Monitoring Reports and Research

These reports and research have been generated by Dr. Carter and partners, apply to the Yellowstone to Uintas Corridor and largely relate to livestock grazing issues. They provide a detailed insight into the problem with photos and quantitative data. You may download them at the links provided.

Bear River Range Habitat Assessment - This report assessed condition of various plant communities, riparian areas and collected data on the distribution of ground cover for numerous locations. It shows that habitats are degraded, largely by livestock grazing, to a point far from potential. Ground cover is greatly reduced leading to accelerated erosion and loss of water storage capacity in the watersheds. The Maps and Photos are also available for download.

Duck Creek Allotment 2005 - This is the original assessment of current forage production and utilization by livestock showing a large reduction from potential production due to overstocking and lack of rest for plants to recover.

Duck Creek Allotment Riparian Monitoring 2008 - An assessment of riparian condition and utilization by livestock showing photodocumentation of numerous locations and stubble heights along the greenline greatly exceeding the standard. BLM never monitored the standard and did away with it after we documented the failure of permittees to ever meet it on any location.

Duck Creek Allotment Riparian Monitoring 2012 - This report summarizes the extreme utilization, stream bank alteration by livestock trampling and greenline stubble height in the second year following implementation of new upland water developments and a four pasture deferred grazing system. Those changes were claimed by BLM to reduce riparian use and allow stream banks to recover. The report documents those claims were false as anyone who studies the science would understand.

Duck Creek Allotment Summary 2005 thru 2012 - This 2013 report presents the results of 8 years of data collection demonstrating the complete failure of BLM’s upland water development and four pasture grazing system in protecting streams and streamside areas.   Use levels in stream areas remained the same prior to and following installation of water troughs and new pasture fences that further fragment sage grouse and pronghorn habitat.

Paris Creek E. Coli Investigation 2017 - Over the summer and fall of 2016, Yellowstone to Uintas Connection and Western Watersheds Project measured levels of E. coli and fecal coliform in Paris Creek, Idaho. The study found that areas downstream of livestock grazing exceeded legal levels of E. coli contamination on a number of occasions. To meet E. coli standards, we recommend the state enforce certain Best Management Practices, such as to include access control, fencing, pipelines and spring developments, and riparian forest buffers. Furthermore, the best practice to prevent excessive contamination is to fence out livestock from the stream itself.

Rich County Assessment 2001 - This assessment looked at several allotments in Rich County, Utah. It documented riparian over use, high sediment impacts in streams and other damage by livestock. It also measured current forage capacity showing it reduced significantly from potential.
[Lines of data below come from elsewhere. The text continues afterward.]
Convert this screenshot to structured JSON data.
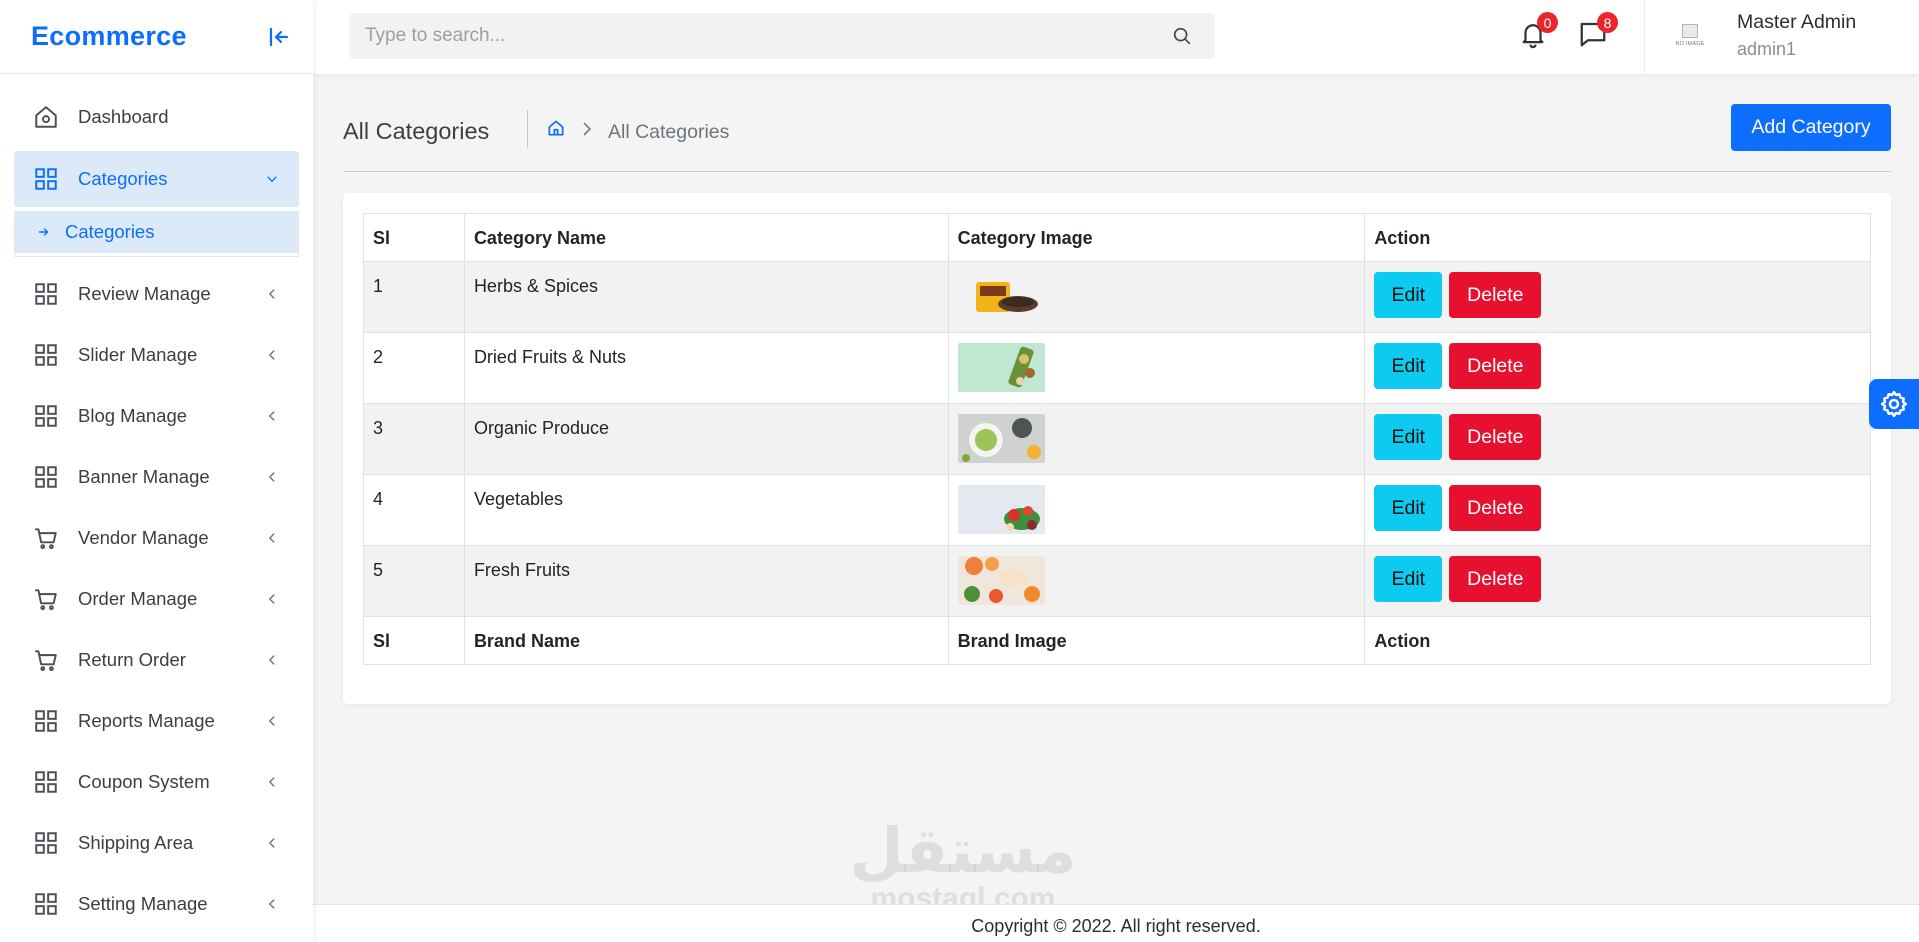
{
  "sidebar": {
    "brand": "Ecommerce",
    "menu": {
      "dashboard": "Dashboard",
      "categories": "Categories",
      "categories_sub": "Categories",
      "review": "Review Manage",
      "slider": "Slider Manage",
      "blog": "Blog Manage",
      "banner": "Banner Manage",
      "vendor": "Vendor Manage",
      "order": "Order Manage",
      "return_order": "Return Order",
      "reports": "Reports Manage",
      "coupon": "Coupon System",
      "shipping": "Shipping Area",
      "setting": "Setting Manage"
    }
  },
  "topbar": {
    "search_placeholder": "Type to search...",
    "notifications_count": "0",
    "messages_count": "8",
    "avatar_text": "NO IMAGE",
    "user_name": "Master Admin",
    "user_handle": "admin1"
  },
  "page": {
    "title": "All Categories",
    "breadcrumb_current": "All Categories",
    "add_button": "Add Category"
  },
  "table": {
    "headers": {
      "sl": "Sl",
      "name": "Category Name",
      "image": "Category Image",
      "action": "Action"
    },
    "rows": [
      {
        "sl": "1",
        "name": "Herbs & Spices"
      },
      {
        "sl": "2",
        "name": "Dried Fruits & Nuts"
      },
      {
        "sl": "3",
        "name": "Organic Produce"
      },
      {
        "sl": "4",
        "name": "Vegetables"
      },
      {
        "sl": "5",
        "name": "Fresh Fruits"
      }
    ],
    "edit_label": "Edit",
    "delete_label": "Delete",
    "footer": {
      "sl": "Sl",
      "name": "Brand Name",
      "image": "Brand Image",
      "action": "Action"
    }
  },
  "watermark": {
    "arabic": "مستقل",
    "latin": "mostaql.com"
  },
  "footer": {
    "copyright": "Copyright © 2022. All right reserved."
  },
  "colors": {
    "primary": "#0d6efd",
    "edit": "#0dcaf0",
    "delete": "#e8102f",
    "badge": "#e8262c"
  }
}
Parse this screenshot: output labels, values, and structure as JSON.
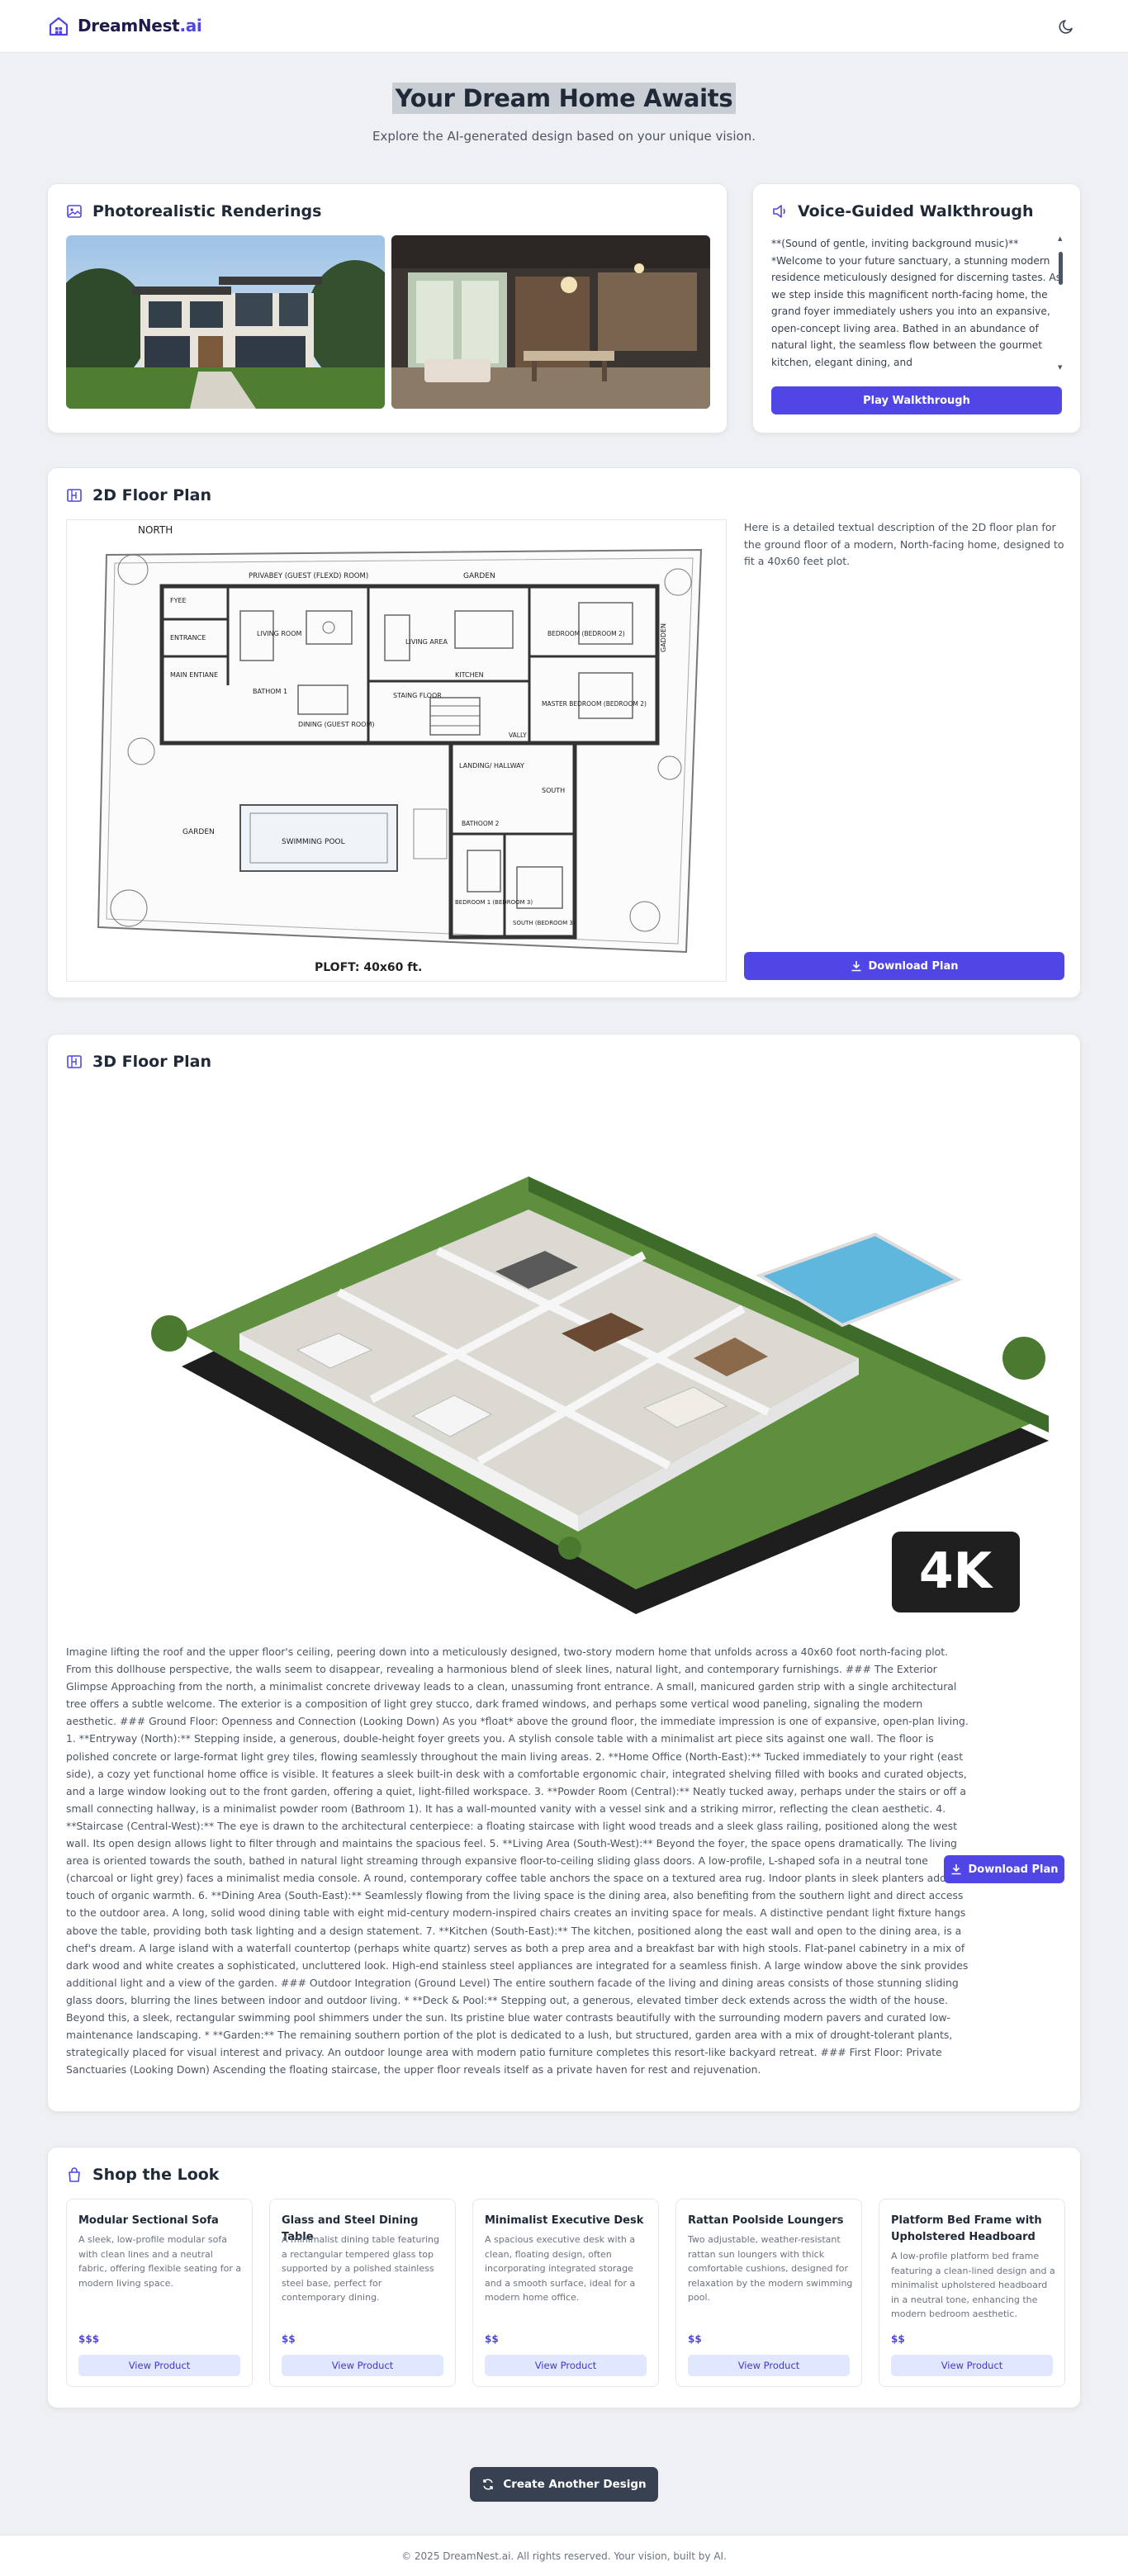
{
  "header": {
    "logo_prefix": "DreamNest",
    "logo_suffix": ".ai",
    "logo_icon": "house-icon",
    "theme_icon": "moon-icon"
  },
  "hero": {
    "title": "Your Dream Home Awaits",
    "subtitle": "Explore the AI-generated design based on your unique vision."
  },
  "renderings": {
    "title": "Photorealistic Renderings",
    "icon": "image-icon"
  },
  "walkthrough": {
    "title": "Voice-Guided Walkthrough",
    "icon": "speaker-icon",
    "text": "**(Sound of gentle, inviting background music)** *Welcome to your future sanctuary, a stunning modern residence meticulously designed for discerning tastes. As we step inside this magnificent north-facing home, the grand foyer immediately ushers you into an expansive, open-concept living area. Bathed in an abundance of natural light, the seamless flow between the gourmet kitchen, elegant dining, and",
    "button": "Play Walkthrough"
  },
  "floor2d": {
    "title": "2D Floor Plan",
    "icon": "blueprint-icon",
    "description": "Here is a detailed textual description of the 2D floor plan for the ground floor of a modern, North-facing home, designed to fit a 40x60 feet plot.",
    "button": "Download Plan",
    "plan_labels": {
      "north": "NORTH",
      "plot": "PLOFT: 40x60 ft.",
      "privacy": "PRIVABEY (GUEST (FLEXD) ROOM)",
      "garden_top": "GARDEN",
      "foyer": "FYEE",
      "entrance": "ENTRANCE",
      "main_entrance": "MAIN ENTIANE",
      "living_room": "LIVING ROOM",
      "living_area": "LIVING AREA",
      "bathroom1": "BATHOM 1",
      "dining": "DINING (GUEST ROOM)",
      "kitchen": "KITCHEN",
      "staircase": "STAING FLOOR",
      "bedroom2": "BEDROOM (BEDROOM 2)",
      "master": "MASTER BEDROOM (BEDROOM 2)",
      "garden_right": "GADDEN",
      "vally": "VALLY",
      "landing": "LANDING/ HALLWAY",
      "south": "SOUTH",
      "garden_left": "GARDEN",
      "pool": "SWIMMING POOL",
      "bathroom2": "BATHOOM 2",
      "bedroom1": "BEDROOM 1 (BEDROOM 3)",
      "south_bedroom": "SOUTH (BEDROOM 3)"
    }
  },
  "floor3d": {
    "title": "3D Floor Plan",
    "icon": "blueprint-icon",
    "badge": "4K",
    "button": "Download Plan",
    "description": "Imagine lifting the roof and the upper floor's ceiling, peering down into a meticulously designed, two-story modern home that unfolds across a 40x60 foot north-facing plot. From this dollhouse perspective, the walls seem to disappear, revealing a harmonious blend of sleek lines, natural light, and contemporary furnishings. ### The Exterior Glimpse Approaching from the north, a minimalist concrete driveway leads to a clean, unassuming front entrance. A small, manicured garden strip with a single architectural tree offers a subtle welcome. The exterior is a composition of light grey stucco, dark framed windows, and perhaps some vertical wood paneling, signaling the modern aesthetic. ### Ground Floor: Openness and Connection (Looking Down) As you *float* above the ground floor, the immediate impression is one of expansive, open-plan living. 1. **Entryway (North):** Stepping inside, a generous, double-height foyer greets you. A stylish console table with a minimalist art piece sits against one wall. The floor is polished concrete or large-format light grey tiles, flowing seamlessly throughout the main living areas. 2. **Home Office (North-East):** Tucked immediately to your right (east side), a cozy yet functional home office is visible. It features a sleek built-in desk with a comfortable ergonomic chair, integrated shelving filled with books and curated objects, and a large window looking out to the front garden, offering a quiet, light-filled workspace. 3. **Powder Room (Central):** Neatly tucked away, perhaps under the stairs or off a small connecting hallway, is a minimalist powder room (Bathroom 1). It has a wall-mounted vanity with a vessel sink and a striking mirror, reflecting the clean aesthetic. 4. **Staircase (Central-West):** The eye is drawn to the architectural centerpiece: a floating staircase with light wood treads and a sleek glass railing, positioned along the west wall. Its open design allows light to filter through and maintains the spacious feel. 5. **Living Area (South-West):** Beyond the foyer, the space opens dramatically. The living area is oriented towards the south, bathed in natural light streaming through expansive floor-to-ceiling sliding glass doors. A low-profile, L-shaped sofa in a neutral tone (charcoal or light grey) faces a minimalist media console. A round, contemporary coffee table anchors the space on a textured area rug. Indoor plants in sleek planters add a touch of organic warmth. 6. **Dining Area (South-East):** Seamlessly flowing from the living space is the dining area, also benefiting from the southern light and direct access to the outdoor area. A long, solid wood dining table with eight mid-century modern-inspired chairs creates an inviting space for meals. A distinctive pendant light fixture hangs above the table, providing both task lighting and a design statement. 7. **Kitchen (South-East):** The kitchen, positioned along the east wall and open to the dining area, is a chef's dream. A large island with a waterfall countertop (perhaps white quartz) serves as both a prep area and a breakfast bar with high stools. Flat-panel cabinetry in a mix of dark wood and white creates a sophisticated, uncluttered look. High-end stainless steel appliances are integrated for a seamless finish. A large window above the sink provides additional light and a view of the garden. ### Outdoor Integration (Ground Level) The entire southern facade of the living and dining areas consists of those stunning sliding glass doors, blurring the lines between indoor and outdoor living. * **Deck & Pool:** Stepping out, a generous, elevated timber deck extends across the width of the house. Beyond this, a sleek, rectangular swimming pool shimmers under the sun. Its pristine blue water contrasts beautifully with the surrounding modern pavers and curated low-maintenance landscaping. * **Garden:** The remaining southern portion of the plot is dedicated to a lush, but structured, garden area with a mix of drought-tolerant plants, strategically placed for visual interest and privacy. An outdoor lounge area with modern patio furniture completes this resort-like backyard retreat. ### First Floor: Private Sanctuaries (Looking Down) Ascending the floating staircase, the upper floor reveals itself as a private haven for rest and rejuvenation."
  },
  "shop": {
    "title": "Shop the Look",
    "icon": "shopping-bag-icon",
    "products": [
      {
        "name": "Modular Sectional Sofa",
        "desc": "A sleek, low-profile modular sofa with clean lines and a neutral fabric, offering flexible seating for a modern living space.",
        "price": "$$$",
        "button": "View Product"
      },
      {
        "name": "Glass and Steel Dining Table",
        "desc": "A minimalist dining table featuring a rectangular tempered glass top supported by a polished stainless steel base, perfect for contemporary dining.",
        "price": "$$",
        "button": "View Product"
      },
      {
        "name": "Minimalist Executive Desk",
        "desc": "A spacious executive desk with a clean, floating design, often incorporating integrated storage and a smooth surface, ideal for a modern home office.",
        "price": "$$",
        "button": "View Product"
      },
      {
        "name": "Rattan Poolside Loungers",
        "desc": "Two adjustable, weather-resistant rattan sun loungers with thick comfortable cushions, designed for relaxation by the modern swimming pool.",
        "price": "$$",
        "button": "View Product"
      },
      {
        "name": "Platform Bed Frame with Upholstered Headboard",
        "desc": "A low-profile platform bed frame featuring a clean-lined design and a minimalist upholstered headboard in a neutral tone, enhancing the modern bedroom aesthetic.",
        "price": "$$",
        "button": "View Product"
      }
    ]
  },
  "cta": {
    "label": "Create Another Design",
    "icon": "refresh-icon"
  },
  "footer": {
    "text": "© 2025 DreamNest.ai. All rights reserved. Your vision, built by AI."
  },
  "colors": {
    "accent": "#4f46e5",
    "dark": "#374151",
    "background": "#eef0f3"
  }
}
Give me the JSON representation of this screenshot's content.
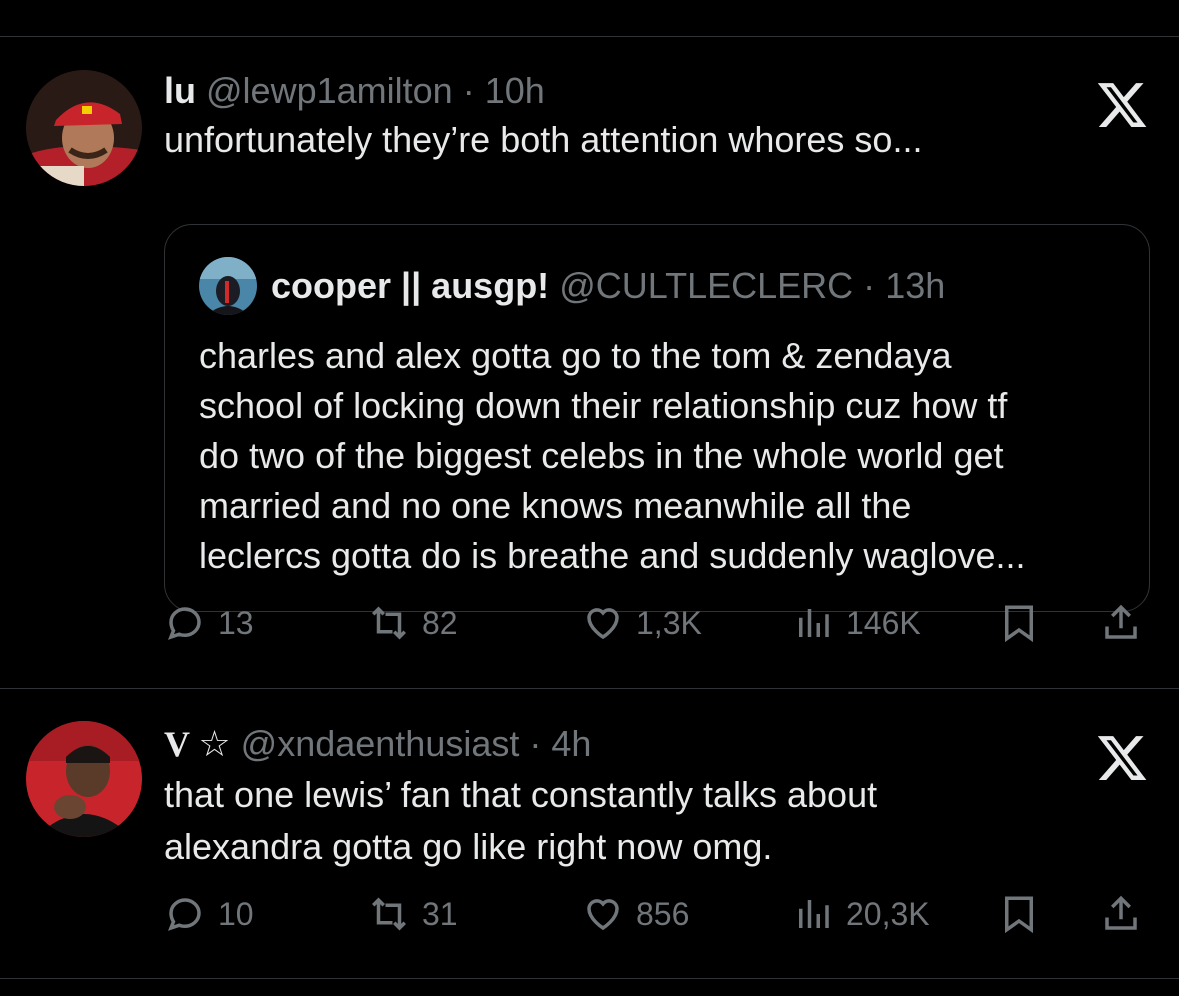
{
  "tweet1": {
    "display_name": "lu",
    "handle": "@lewp1amilton",
    "separator": "·",
    "time": "10h",
    "text": "unfortunately they’re both attention whores so...",
    "quote": {
      "display_name": "cooper || ausgp!",
      "handle": "@CULTLECLERC",
      "separator": "·",
      "time": "13h",
      "text": "charles and alex gotta go to the tom & zendaya\nschool of locking down their relationship cuz how tf\ndo two of the biggest celebs in the whole world get\nmarried and no one knows meanwhile all the\nleclercs gotta do is breathe and suddenly waglove..."
    },
    "replies": "13",
    "reposts": "82",
    "likes": "1,3K",
    "views": "146K"
  },
  "tweet2": {
    "display_name": "V",
    "star": "☆",
    "handle": "@xndaenthusiast",
    "separator": "·",
    "time": "4h",
    "text": "that one lewis’ fan that constantly talks about\nalexandra gotta go like right now omg.",
    "replies": "10",
    "reposts": "31",
    "likes": "856",
    "views": "20,3K"
  },
  "icons": {
    "reply": "reply-icon",
    "repost": "repost-icon",
    "like": "heart-icon",
    "views": "views-icon",
    "bookmark": "bookmark-icon",
    "share": "share-icon",
    "close": "x-logo-icon"
  },
  "colors": {
    "background": "#000000",
    "text": "#e7e9ea",
    "muted": "#71767b",
    "border": "#2f3336",
    "avatar1": "#b3202a",
    "avatar2": "#c8242c"
  }
}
Spatial Analysis of Livestock Grazing and Forest Service Management in the High Uintas Wilderness, Utah 2020 - This paper reveals the damage being done to our watersheds and the Uinta Wilderness by grazing tens of thousands of domestic sheep on steep slopes and in areas not suitable for grazing due to erosion hazard, damage to streams and lakes, and displacement of wildlife. Dr. Carter has spent decades exploring this Wilderness and surveying the damage caused by grazing livestock here. This paper and its analysis expose the Forest Service for its lack of management and protection of these values even though their own scientists first documented the damage in the 1960's.

West Fork Black’s Fork Assessment 2006 - This report presents the results of Dr. Carter’s many survey trips into the Uinta Wilderness to collect data on watershed condition and document damage resulting from grazing and trailing thousands of sheep in this high elevation and sensitive environment.   Watersheds that are not grazed by sheep are use for comparison. To date about 100,000 acres have been surveyed and additional data will be added from later surveys. Forest Service research in the 1970’s said these areas were not suitable for grazing, yet it continues.